» **Records from a data collection**

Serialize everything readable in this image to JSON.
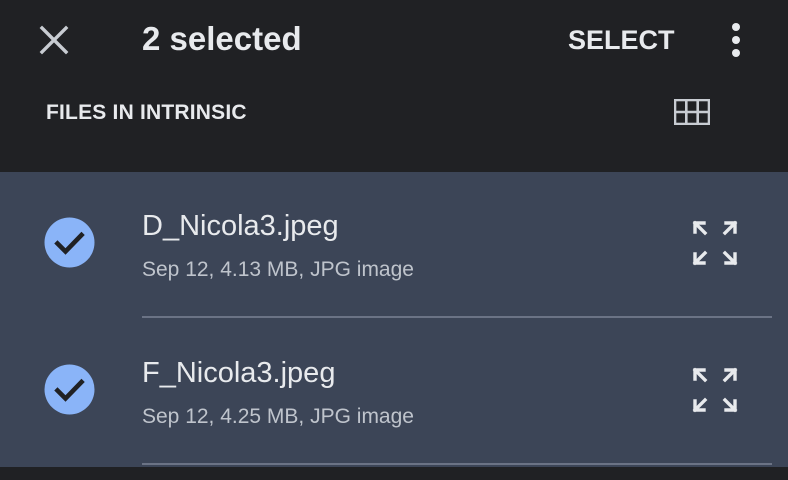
{
  "appbar": {
    "close_icon": "close-icon",
    "title": "2 selected",
    "select_label": "SELECT",
    "more_icon": "more-vert-icon"
  },
  "section": {
    "title": "FILES IN INTRINSIC",
    "view_icon": "grid-view-icon"
  },
  "files": [
    {
      "name": "D_Nicola3.jpeg",
      "meta": "Sep 12, 4.13 MB, JPG image",
      "selected": true
    },
    {
      "name": "F_Nicola3.jpeg",
      "meta": "Sep 12, 4.25 MB, JPG image",
      "selected": true
    }
  ],
  "colors": {
    "background": "#202124",
    "selected_row": "#3c4557",
    "check_fill": "#8ab4f8",
    "text_primary": "#e8eaed",
    "text_secondary": "#bfc4cc"
  }
}
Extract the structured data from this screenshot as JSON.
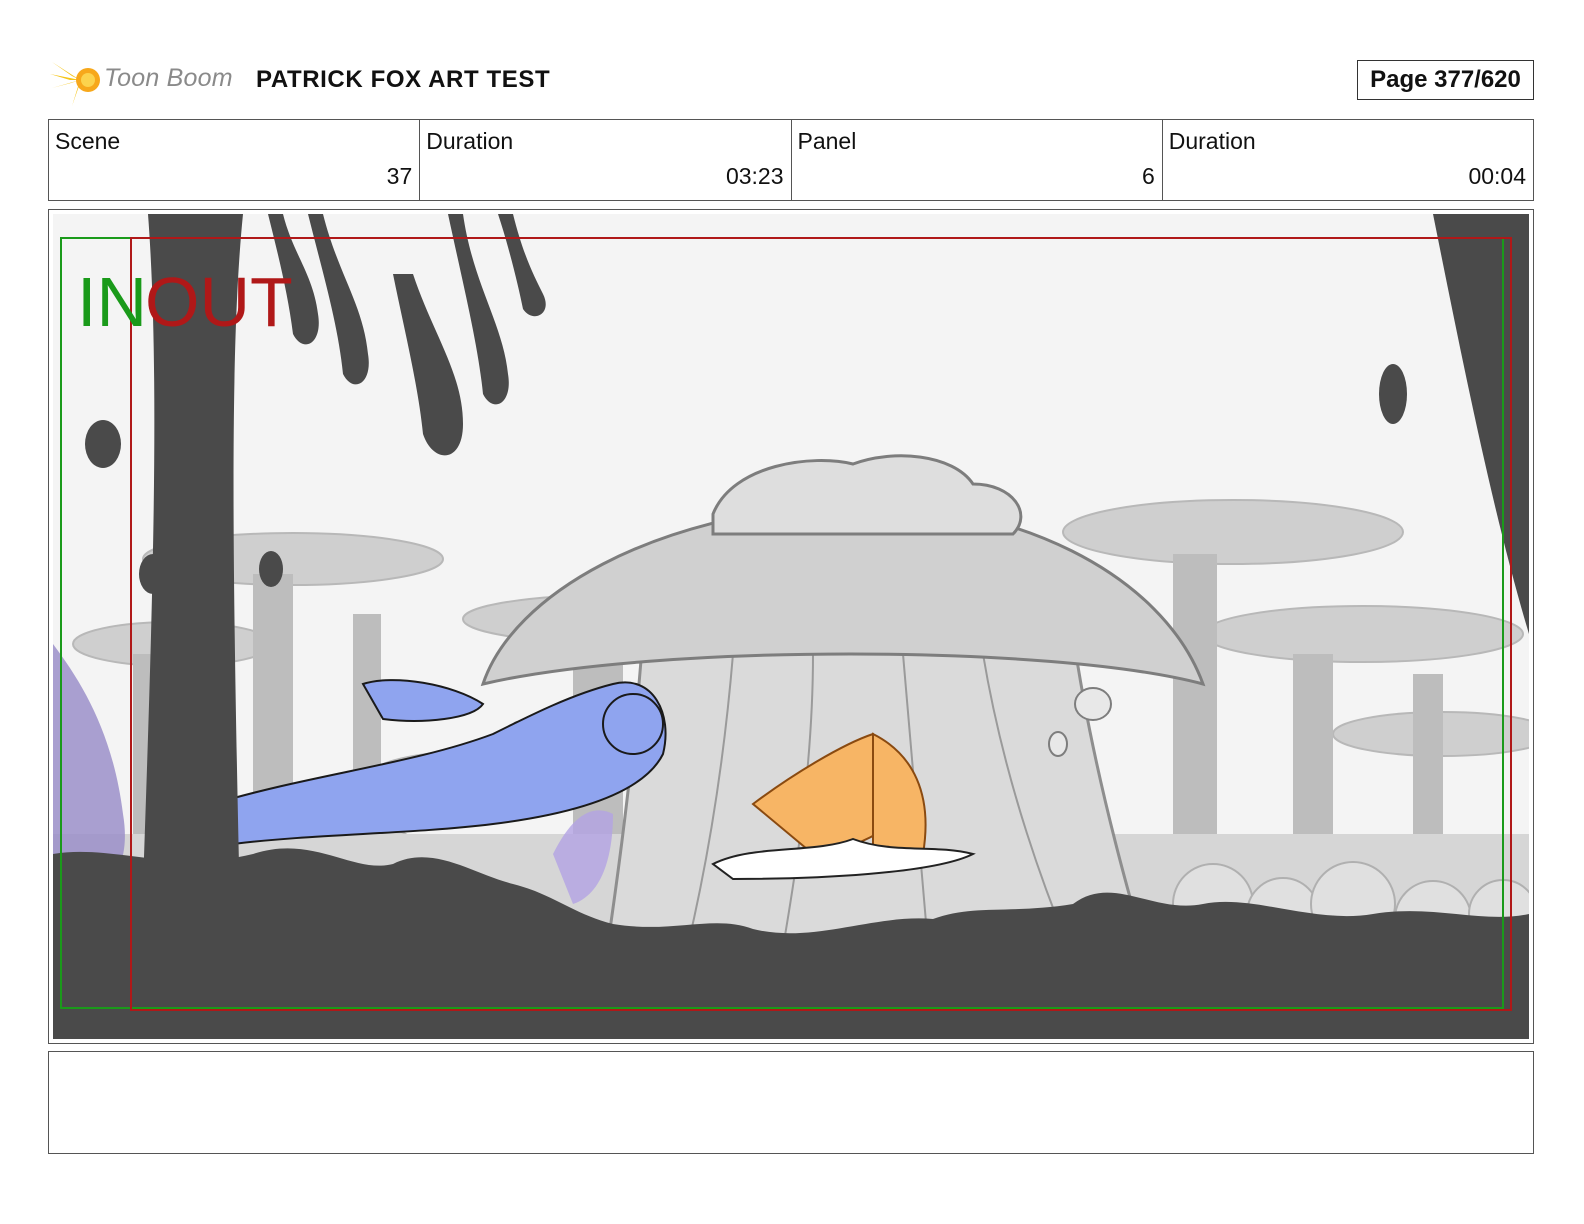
{
  "header": {
    "logo_text": "Toon Boom",
    "title": "PATRICK FOX ART TEST",
    "page": "Page 377/620"
  },
  "info": [
    {
      "label": "Scene",
      "value": "37"
    },
    {
      "label": "Duration",
      "value": "03:23"
    },
    {
      "label": "Panel",
      "value": "6"
    },
    {
      "label": "Duration",
      "value": "00:04"
    }
  ],
  "panel": {
    "in_label": "IN",
    "out_label": "OUT",
    "colors": {
      "in_marker": "#1a9a1a",
      "out_marker": "#b01818",
      "foreground_silhouette": "#4a4a4a",
      "creature_blue": "#8fa4ef",
      "character_orange": "#f7b565",
      "background_gray": "#c9c9c9"
    }
  },
  "notes": {
    "text": ""
  }
}
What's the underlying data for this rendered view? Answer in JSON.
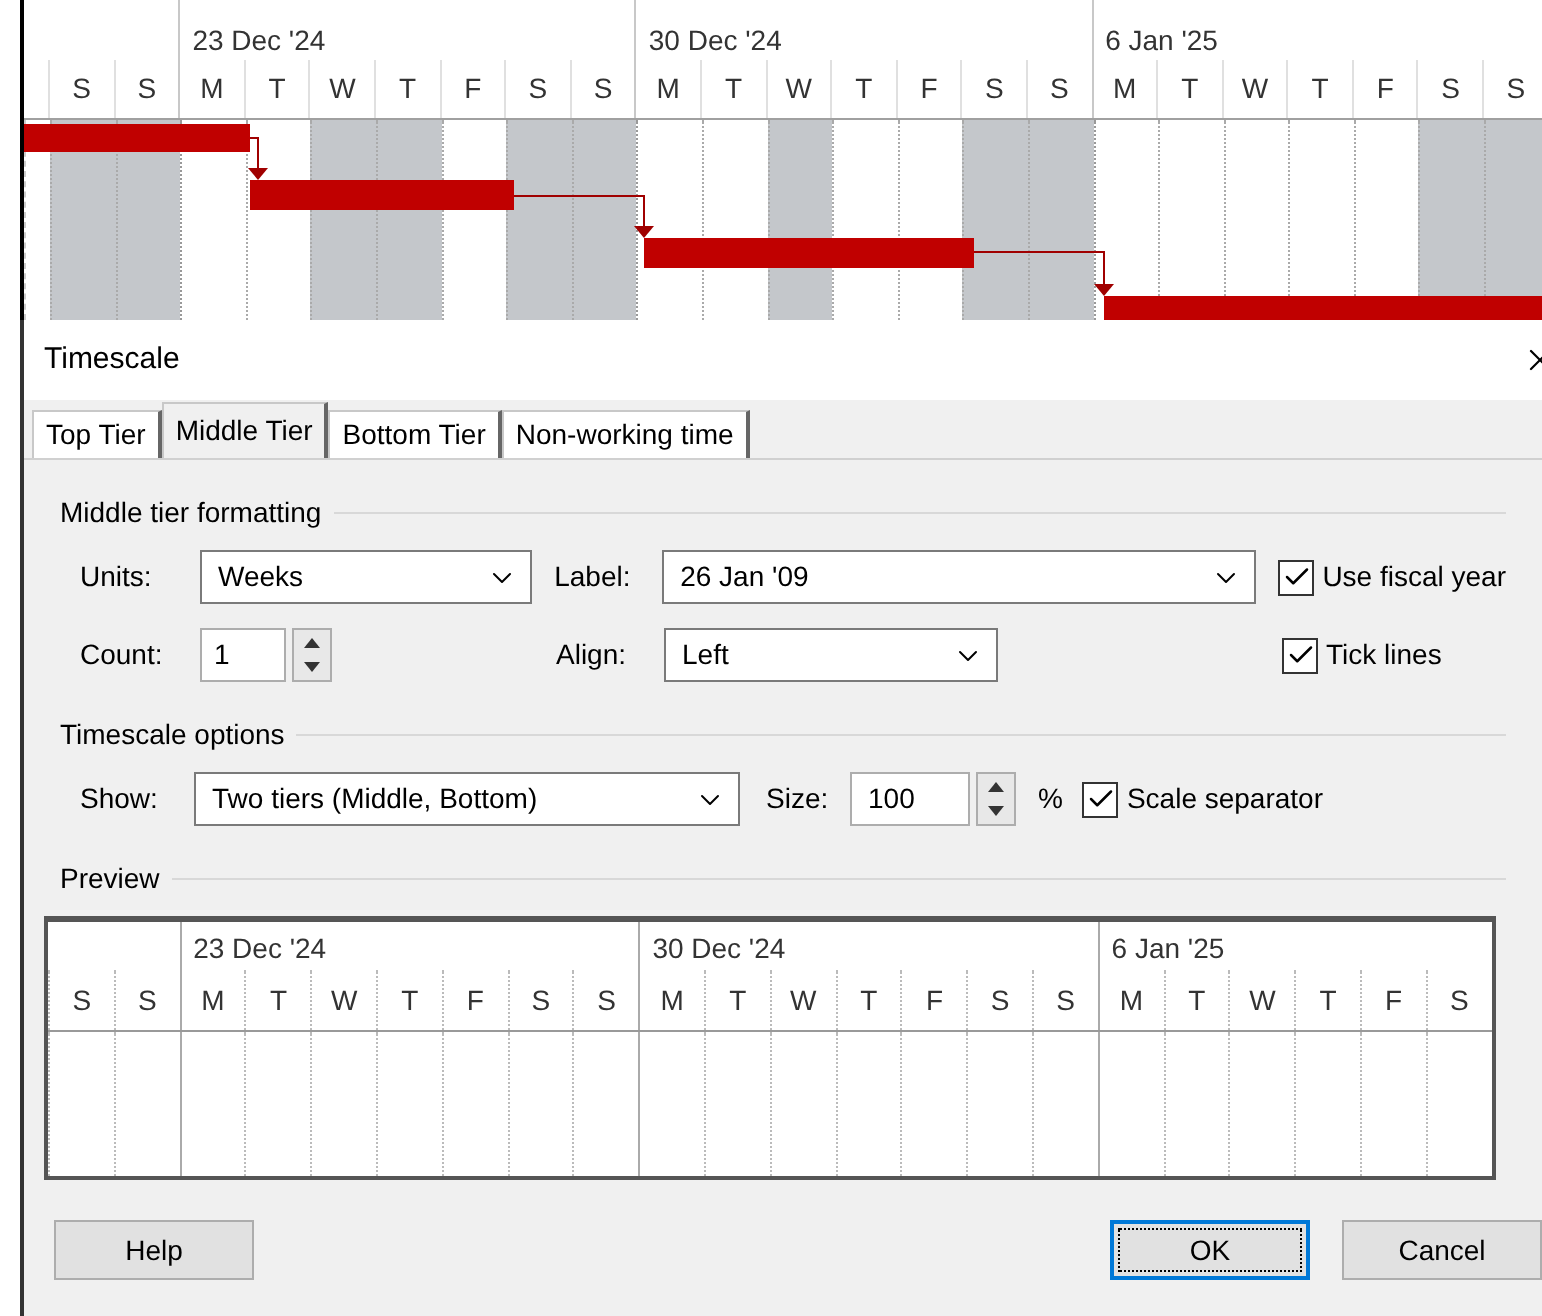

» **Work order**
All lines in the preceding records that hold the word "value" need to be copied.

» **Exercise response**
      "value": "37"
      "value": "03:23"
      "value": "6"
      "value": "00:04"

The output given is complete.